VasculitisVasculitis, which is characterized by the inflammation of a blood vessel, can lead to serious complications.
Vasculitis occurs when a blood vessel (an artery or a vein) becomes inflamed. In some cases, vasculitis can cause the walls of the affected blood vessel to thicken, which in turn can cause the passageway to narrow so much that it becomes completely blocked (this is known as an occlusion). Vasculitis may also cause a blood clot to form within the affected blood vessel.
When either of these situations occurs, the resulting lack of blood flow through the artery or vein can prevent the organs and tissues on the other end of the blood vessel from receiving the oxygen and nutrients they need to survive. Less commonly, the affected blood vessel will weaken and stretch, which can increase the chances of developing an aneurysm or a rupture.
Causes of VasculitisScientists within the medical community are still working to determine what causes vasculitis. However, studies suggest that the immune system may play a role—in many cases, vasculitis appears to develop after some type of trigger causes an allergic reaction within the walls of the affected blood vessel. Vasculitis may also be caused by genetics.
Symptoms of Vasculitis
Vasculitis commonly causes the following symptoms:
- Pain and achiness
- Unexplained weight loss
Additional symptoms will vary depending on the location of the affected blood vessel. For example, if a blood vessel in the lungs becomes inflamed, it may cause shortness of breath. But if the inflammation is occurring in a blood vessel in the stomach or the intestines, it could cause pain after eating.

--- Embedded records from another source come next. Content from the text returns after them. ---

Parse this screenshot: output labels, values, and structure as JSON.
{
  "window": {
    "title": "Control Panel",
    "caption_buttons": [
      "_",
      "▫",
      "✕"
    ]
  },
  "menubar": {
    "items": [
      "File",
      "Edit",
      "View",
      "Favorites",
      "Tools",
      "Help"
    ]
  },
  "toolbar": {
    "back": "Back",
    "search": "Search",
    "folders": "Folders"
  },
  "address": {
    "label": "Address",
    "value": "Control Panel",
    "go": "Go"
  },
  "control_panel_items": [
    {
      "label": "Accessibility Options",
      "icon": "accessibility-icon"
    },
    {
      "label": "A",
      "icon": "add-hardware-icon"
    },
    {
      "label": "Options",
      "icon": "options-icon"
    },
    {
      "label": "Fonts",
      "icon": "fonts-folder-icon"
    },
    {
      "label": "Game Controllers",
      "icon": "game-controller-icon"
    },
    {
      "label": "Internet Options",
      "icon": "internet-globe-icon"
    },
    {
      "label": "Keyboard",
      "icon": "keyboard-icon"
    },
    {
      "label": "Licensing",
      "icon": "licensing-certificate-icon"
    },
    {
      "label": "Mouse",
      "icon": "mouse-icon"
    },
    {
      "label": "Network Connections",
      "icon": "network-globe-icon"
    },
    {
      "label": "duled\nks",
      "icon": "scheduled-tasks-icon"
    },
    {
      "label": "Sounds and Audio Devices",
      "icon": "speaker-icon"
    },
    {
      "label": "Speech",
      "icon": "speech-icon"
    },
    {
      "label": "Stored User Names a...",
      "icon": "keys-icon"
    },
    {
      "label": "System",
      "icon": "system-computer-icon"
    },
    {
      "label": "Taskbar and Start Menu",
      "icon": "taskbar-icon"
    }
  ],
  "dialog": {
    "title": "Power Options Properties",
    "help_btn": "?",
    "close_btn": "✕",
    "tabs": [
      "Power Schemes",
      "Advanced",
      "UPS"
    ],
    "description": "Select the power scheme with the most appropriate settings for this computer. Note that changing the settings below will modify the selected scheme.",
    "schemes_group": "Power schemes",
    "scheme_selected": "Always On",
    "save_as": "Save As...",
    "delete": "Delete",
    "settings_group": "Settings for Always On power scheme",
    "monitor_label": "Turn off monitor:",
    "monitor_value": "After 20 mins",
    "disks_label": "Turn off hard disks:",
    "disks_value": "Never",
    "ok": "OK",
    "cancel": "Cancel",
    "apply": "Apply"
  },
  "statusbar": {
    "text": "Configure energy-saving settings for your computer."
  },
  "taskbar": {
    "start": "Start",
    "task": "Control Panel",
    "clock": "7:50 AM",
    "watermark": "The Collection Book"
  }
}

If a physician suspects that a patient might have vasculitis, he or she will likely order one or more of the following tests to confirm the diagnosis:

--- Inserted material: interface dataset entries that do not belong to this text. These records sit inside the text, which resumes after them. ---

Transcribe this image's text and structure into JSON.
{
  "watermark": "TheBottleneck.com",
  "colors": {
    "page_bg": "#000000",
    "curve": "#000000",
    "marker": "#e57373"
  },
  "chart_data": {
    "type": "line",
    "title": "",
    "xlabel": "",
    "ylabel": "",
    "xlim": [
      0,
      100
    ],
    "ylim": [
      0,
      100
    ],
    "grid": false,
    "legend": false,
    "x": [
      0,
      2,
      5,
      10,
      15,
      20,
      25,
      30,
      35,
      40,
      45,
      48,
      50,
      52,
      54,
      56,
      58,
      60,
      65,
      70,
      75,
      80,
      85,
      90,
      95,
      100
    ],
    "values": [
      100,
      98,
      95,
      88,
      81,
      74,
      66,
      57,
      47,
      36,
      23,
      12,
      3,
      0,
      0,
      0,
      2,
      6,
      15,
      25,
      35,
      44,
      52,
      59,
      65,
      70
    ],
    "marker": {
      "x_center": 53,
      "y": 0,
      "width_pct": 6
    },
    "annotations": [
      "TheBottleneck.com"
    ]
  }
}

- Blood test
- Computed tomography (CT) scan
- Magnetic resonance imaging (MRI) scan
- Positron emission tomography (PET) scan
Treatment for Vasculitis

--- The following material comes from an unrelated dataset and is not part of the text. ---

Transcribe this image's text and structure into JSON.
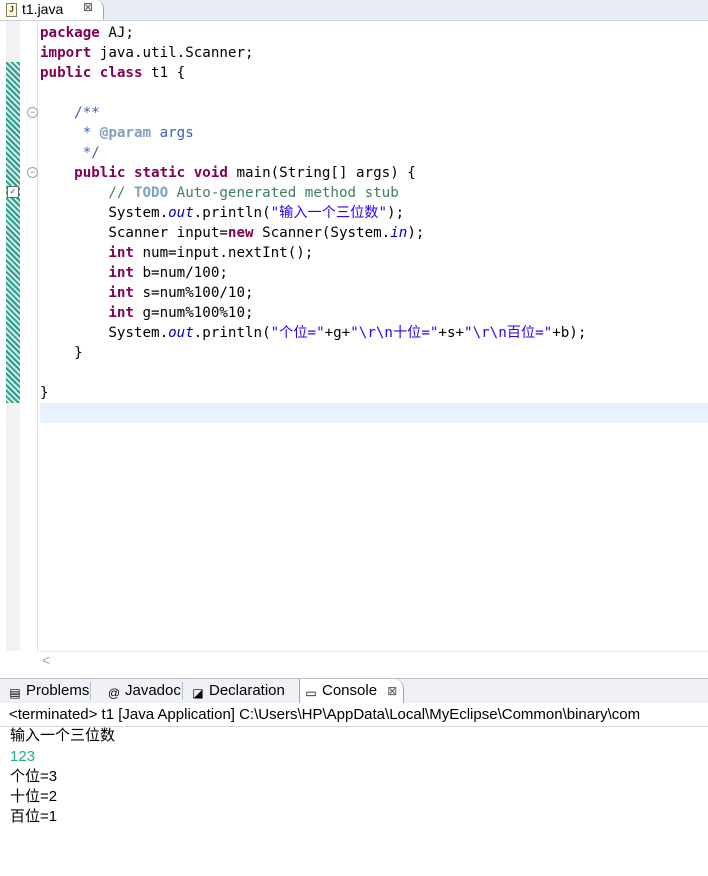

When determining how to treat vasculitis, the vascular specialists at Tampa General Hospital will take several factors into account, including the type of vasculitis present and the location of the affected blood vessel. In some cases, vasculitis will improve on its own. Many patients who require treatment benefit from taking corticosteroids, but in more severe cases, immunosuppressant medication or surgery may be necessary.